### Records for the exercise
* * *
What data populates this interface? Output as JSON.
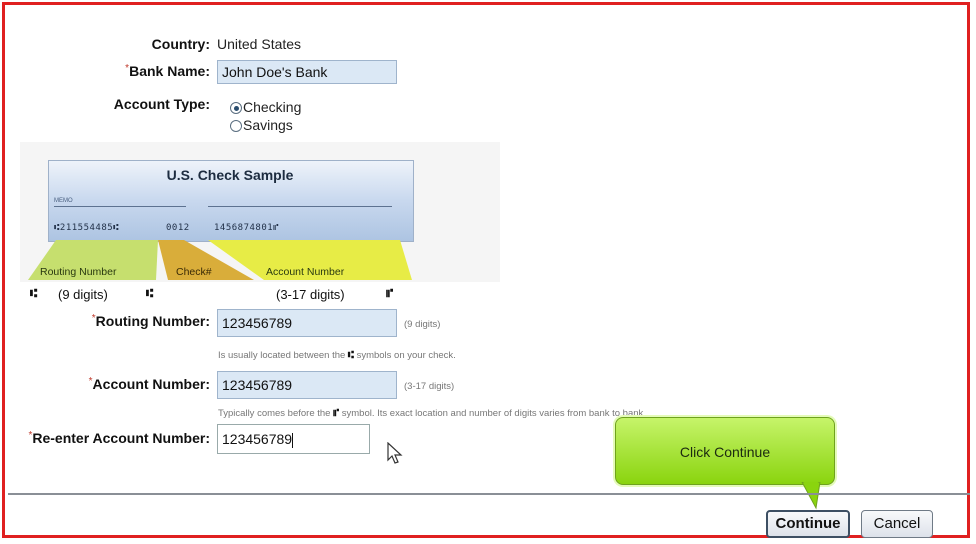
{
  "form": {
    "country_label": "Country:",
    "country_value": "United States",
    "bank_name_label": "Bank Name:",
    "bank_name_value": "John Doe's Bank",
    "account_type_label": "Account Type:",
    "account_type_options": [
      "Checking",
      "Savings"
    ],
    "account_type_selected": "Checking",
    "required_mark": "*"
  },
  "check_sample": {
    "title": "U.S. Check Sample",
    "memo_label": "MEMO",
    "micr_routing": "⑆211554485⑆",
    "micr_check": "0012",
    "micr_account": "1456874801⑈",
    "routing_tab": "Routing Number",
    "check_tab": "Check#",
    "account_tab": "Account Number",
    "routing_symbol": "⑆",
    "account_symbol": "⑈",
    "routing_digits": "(9 digits)",
    "account_digits": "(3-17 digits)"
  },
  "routing": {
    "label": "Routing Number:",
    "value": "123456789",
    "digits_hint": "(9 digits)",
    "help_before": "Is usually located between the",
    "help_after": "symbols on your check."
  },
  "account": {
    "label": "Account Number:",
    "value": "123456789",
    "digits_hint": "(3-17 digits)",
    "help_before": "Typically comes before the",
    "help_after": "symbol. Its exact location and number of digits varies from bank to bank."
  },
  "reenter": {
    "label": "Re-enter Account Number:",
    "value": "123456789"
  },
  "tooltip": {
    "text": "Click Continue"
  },
  "buttons": {
    "continue": "Continue",
    "cancel": "Cancel"
  },
  "colors": {
    "frame": "#e02020",
    "tooltip": "#8ad40e",
    "input_bg": "#dbe8f5"
  }
}
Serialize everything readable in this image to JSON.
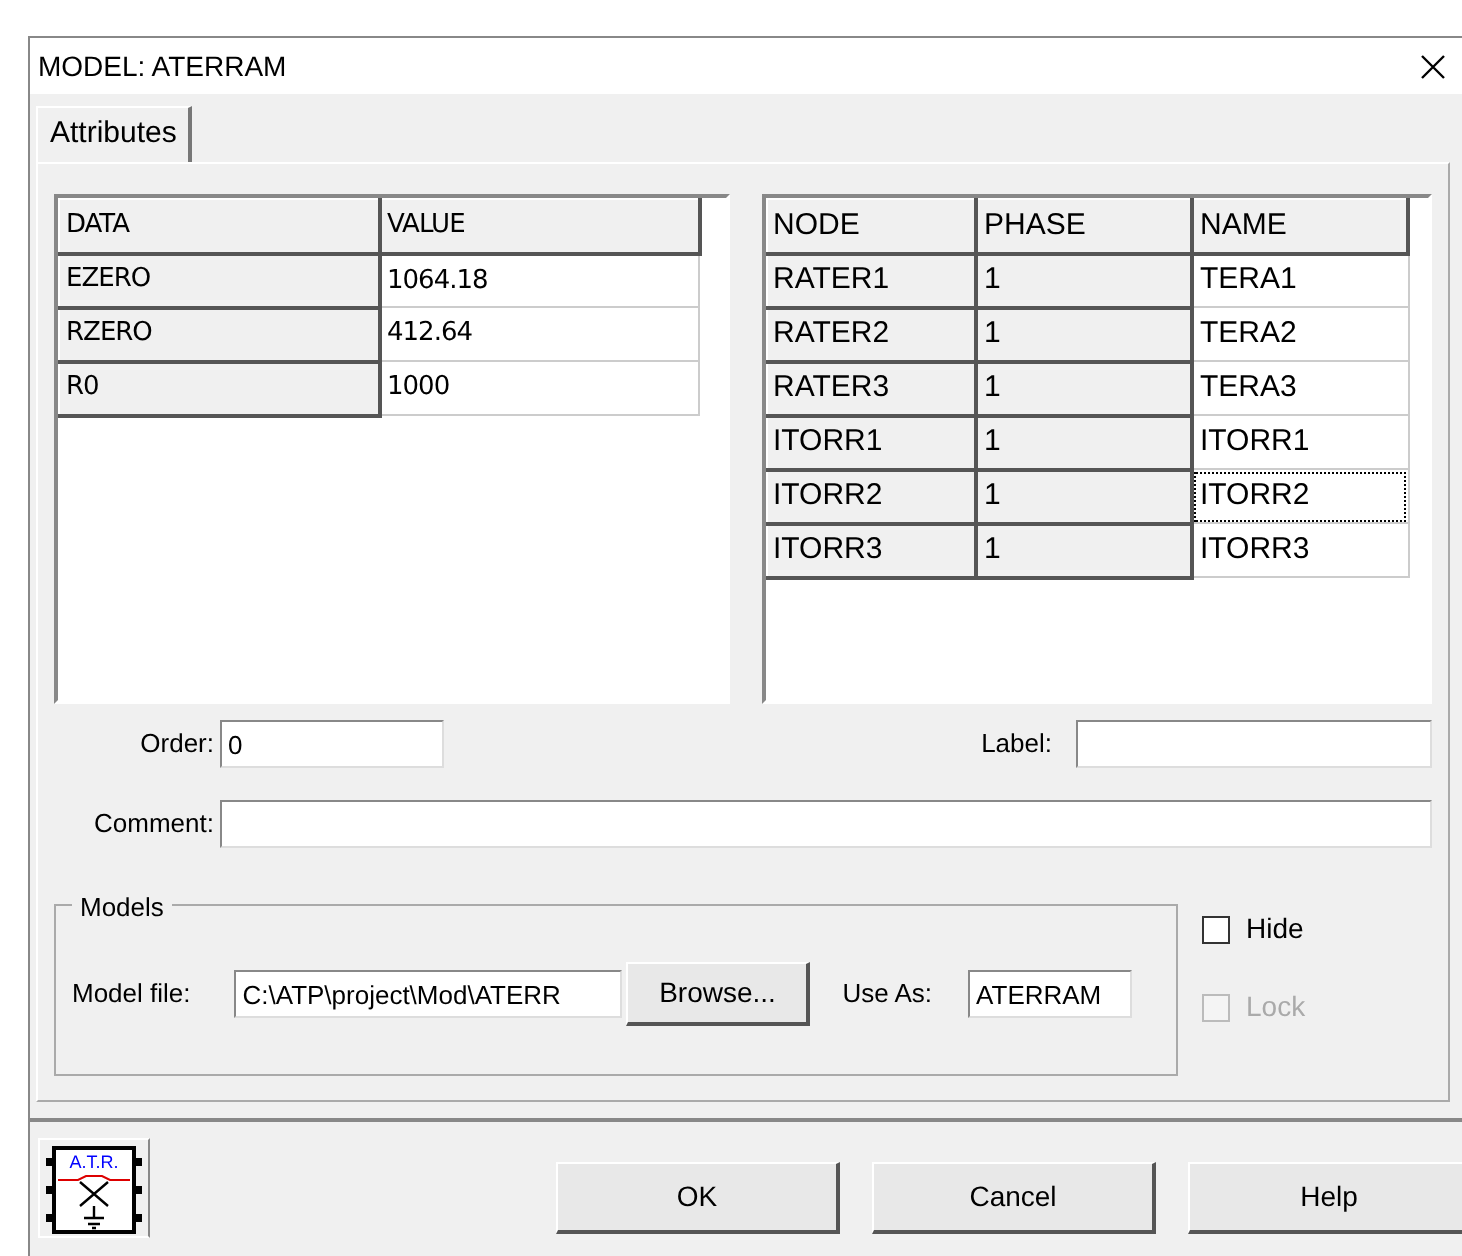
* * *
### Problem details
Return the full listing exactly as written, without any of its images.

### Output for this task
What data populates this interface? Output as JSON.
{
  "form": {
    "country_label": "Country:",
    "country_value": "United States",
    "bank_name_label": "Bank Name:",
    "bank_name_value": "John Doe's Bank",
    "account_type_label": "Account Type:",
    "account_type_options": [
      "Checking",
      "Savings"
    ],
    "account_type_selected": "Checking",
    "required_mark": "*"
  },
  "check_sample": {
    "title": "U.S. Check Sample",
    "memo_label": "MEMO",
    "micr_routing": "⑆211554485⑆",
    "micr_check": "0012",
    "micr_account": "1456874801⑈",
    "routing_tab": "Routing Number",
    "check_tab": "Check#",
    "account_tab": "Account Number",
    "routing_symbol": "⑆",
    "account_symbol": "⑈",
    "routing_digits": "(9 digits)",
    "account_digits": "(3-17 digits)"
  },
  "routing": {
    "label": "Routing Number:",
    "value": "123456789",
    "digits_hint": "(9 digits)",
    "help_before": "Is usually located between the",
    "help_after": "symbols on your check."
  },
  "account": {
    "label": "Account Number:",
    "value": "123456789",
    "digits_hint": "(3-17 digits)",
    "help_before": "Typically comes before the",
    "help_after": "symbol. Its exact location and number of digits varies from bank to bank."
  },
  "reenter": {
    "label": "Re-enter Account Number:",
    "value": "123456789"
  },
  "tooltip": {
    "text": "Click Continue"
  },
  "buttons": {
    "continue": "Continue",
    "cancel": "Cancel"
  },
  "colors": {
    "frame": "#e02020",
    "tooltip": "#8ad40e",
    "input_bg": "#dbe8f5"
  }
}
Serialize everything readable in this image to JSON.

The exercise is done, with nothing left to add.